━━━━━ TASK INPUT

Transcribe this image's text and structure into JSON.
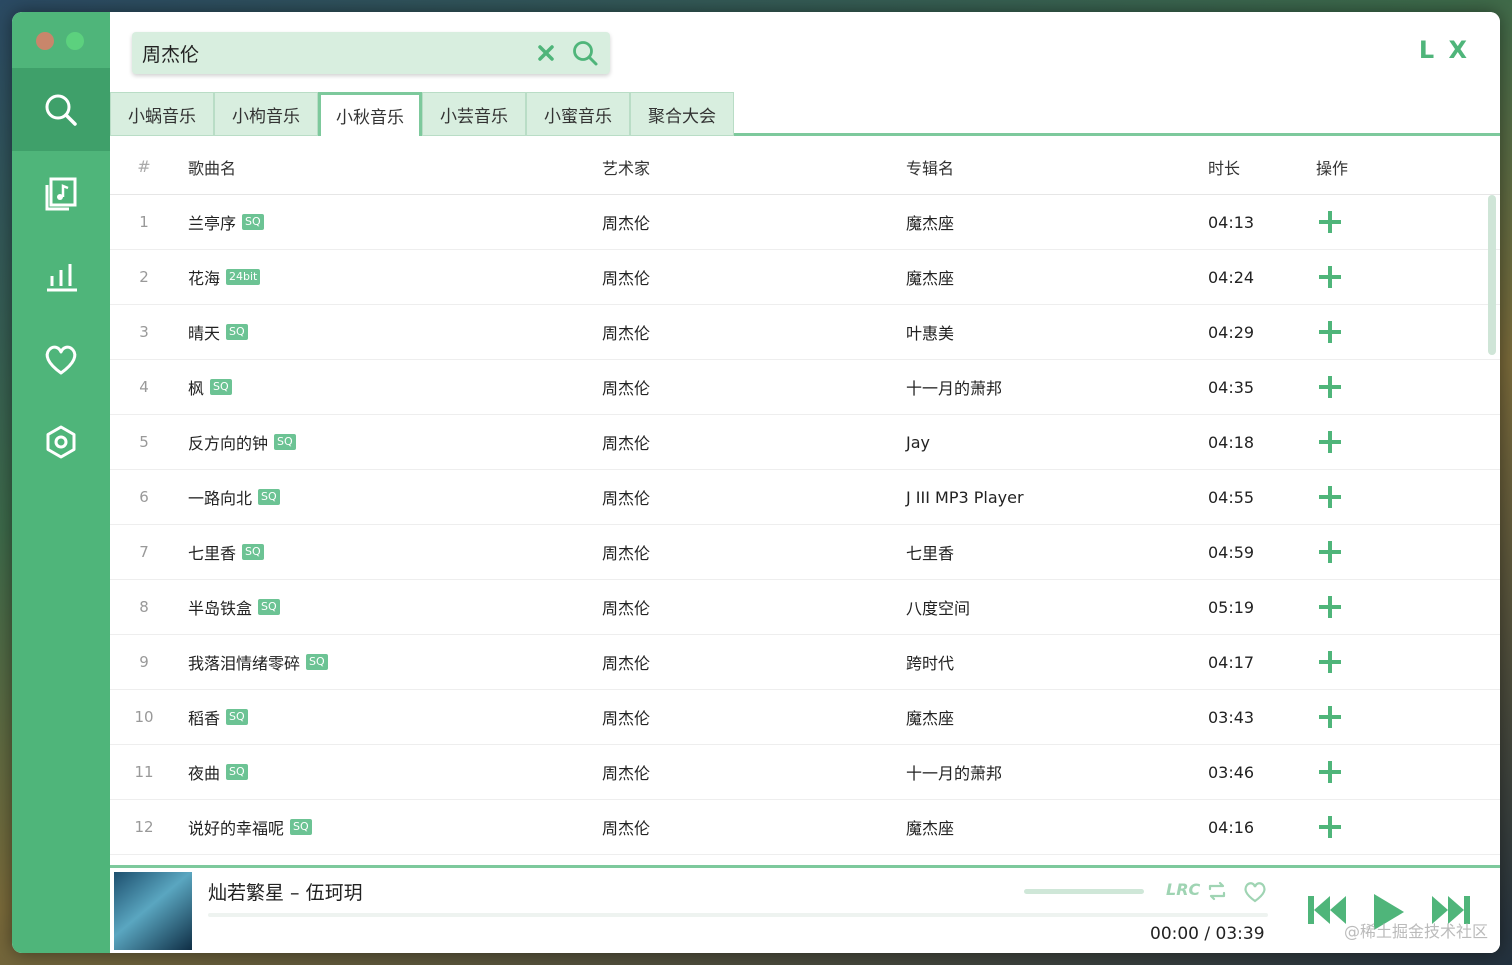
{
  "brand": "L X",
  "search": {
    "value": "周杰伦"
  },
  "sidebar": {
    "items": [
      {
        "icon": "search-icon"
      },
      {
        "icon": "music-library-icon"
      },
      {
        "icon": "chart-icon"
      },
      {
        "icon": "heart-icon"
      },
      {
        "icon": "settings-icon"
      }
    ]
  },
  "tabs": [
    "小蜗音乐",
    "小枸音乐",
    "小秋音乐",
    "小芸音乐",
    "小蜜音乐",
    "聚合大会"
  ],
  "active_tab": 2,
  "table": {
    "headers": {
      "idx": "#",
      "name": "歌曲名",
      "artist": "艺术家",
      "album": "专辑名",
      "time": "时长",
      "op": "操作"
    },
    "rows": [
      {
        "idx": "1",
        "name": "兰亭序",
        "badge": "SQ",
        "artist": "周杰伦",
        "album": "魔杰座",
        "time": "04:13"
      },
      {
        "idx": "2",
        "name": "花海",
        "badge": "24bit",
        "artist": "周杰伦",
        "album": "魔杰座",
        "time": "04:24"
      },
      {
        "idx": "3",
        "name": "晴天",
        "badge": "SQ",
        "artist": "周杰伦",
        "album": "叶惠美",
        "time": "04:29"
      },
      {
        "idx": "4",
        "name": "枫",
        "badge": "SQ",
        "artist": "周杰伦",
        "album": "十一月的萧邦",
        "time": "04:35"
      },
      {
        "idx": "5",
        "name": "反方向的钟",
        "badge": "SQ",
        "artist": "周杰伦",
        "album": "Jay",
        "time": "04:18"
      },
      {
        "idx": "6",
        "name": "一路向北",
        "badge": "SQ",
        "artist": "周杰伦",
        "album": "J III MP3 Player",
        "time": "04:55"
      },
      {
        "idx": "7",
        "name": "七里香",
        "badge": "SQ",
        "artist": "周杰伦",
        "album": "七里香",
        "time": "04:59"
      },
      {
        "idx": "8",
        "name": "半岛铁盒",
        "badge": "SQ",
        "artist": "周杰伦",
        "album": "八度空间",
        "time": "05:19"
      },
      {
        "idx": "9",
        "name": "我落泪情绪零碎",
        "badge": "SQ",
        "artist": "周杰伦",
        "album": "跨时代",
        "time": "04:17"
      },
      {
        "idx": "10",
        "name": "稻香",
        "badge": "SQ",
        "artist": "周杰伦",
        "album": "魔杰座",
        "time": "03:43"
      },
      {
        "idx": "11",
        "name": "夜曲",
        "badge": "SQ",
        "artist": "周杰伦",
        "album": "十一月的萧邦",
        "time": "03:46"
      },
      {
        "idx": "12",
        "name": "说好的幸福呢",
        "badge": "SQ",
        "artist": "周杰伦",
        "album": "魔杰座",
        "time": "04:16"
      }
    ]
  },
  "player": {
    "title": "灿若繁星 – 伍珂玥",
    "current": "00:00",
    "separator": "/",
    "duration": "03:39",
    "lrc_label": "LRC",
    "progress": 0
  },
  "watermark": "@稀土掘金技术社区",
  "colors": {
    "accent": "#4fb57a",
    "tab_bg": "#d8eedf",
    "badge": "#6cc394"
  }
}
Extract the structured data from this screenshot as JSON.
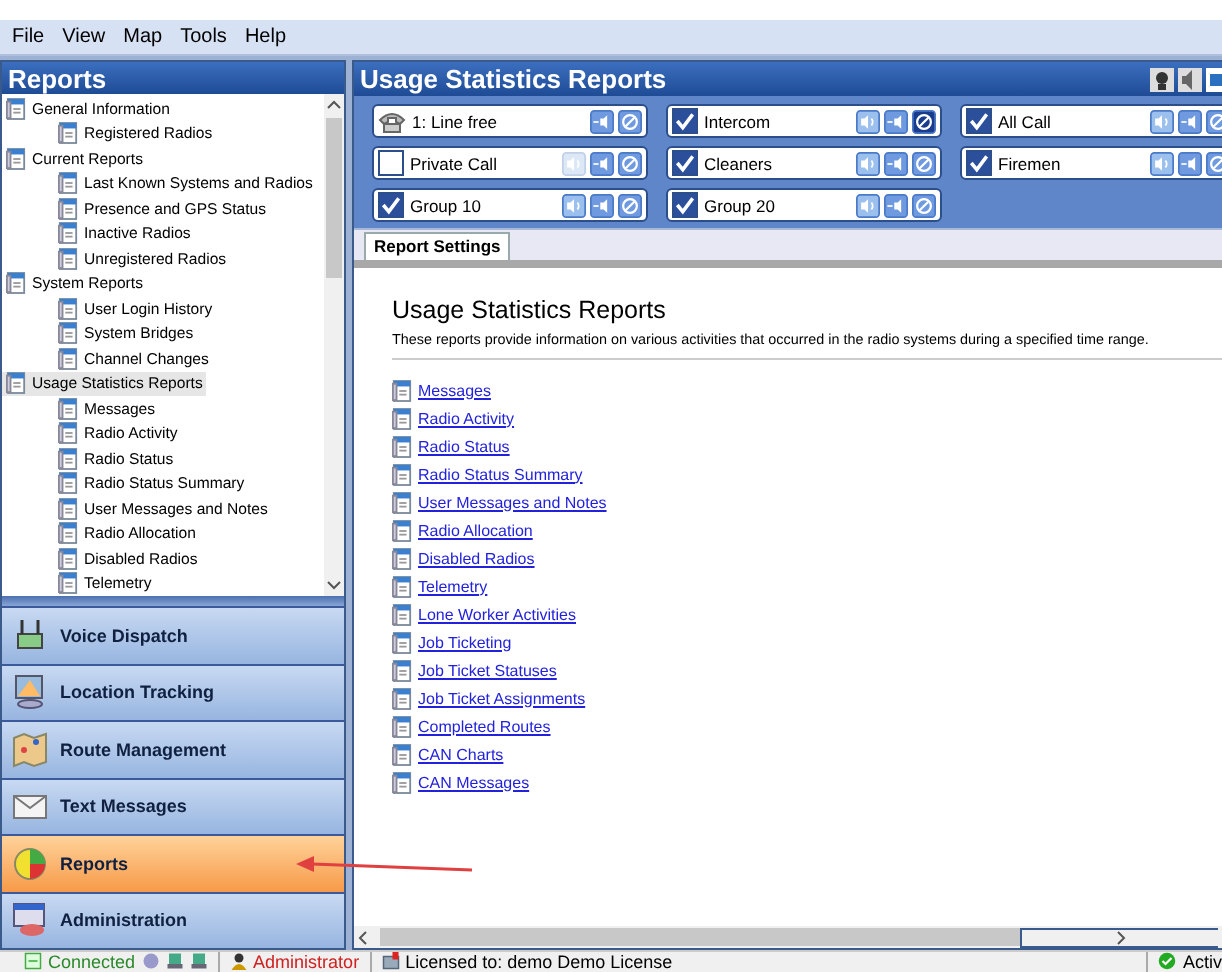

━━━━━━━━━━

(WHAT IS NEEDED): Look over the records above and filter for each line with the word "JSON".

(WRITTEN RESPONSE):
Transcribe this image's text and structure into JSON.
Extract the structured data from this screenshot as JSON.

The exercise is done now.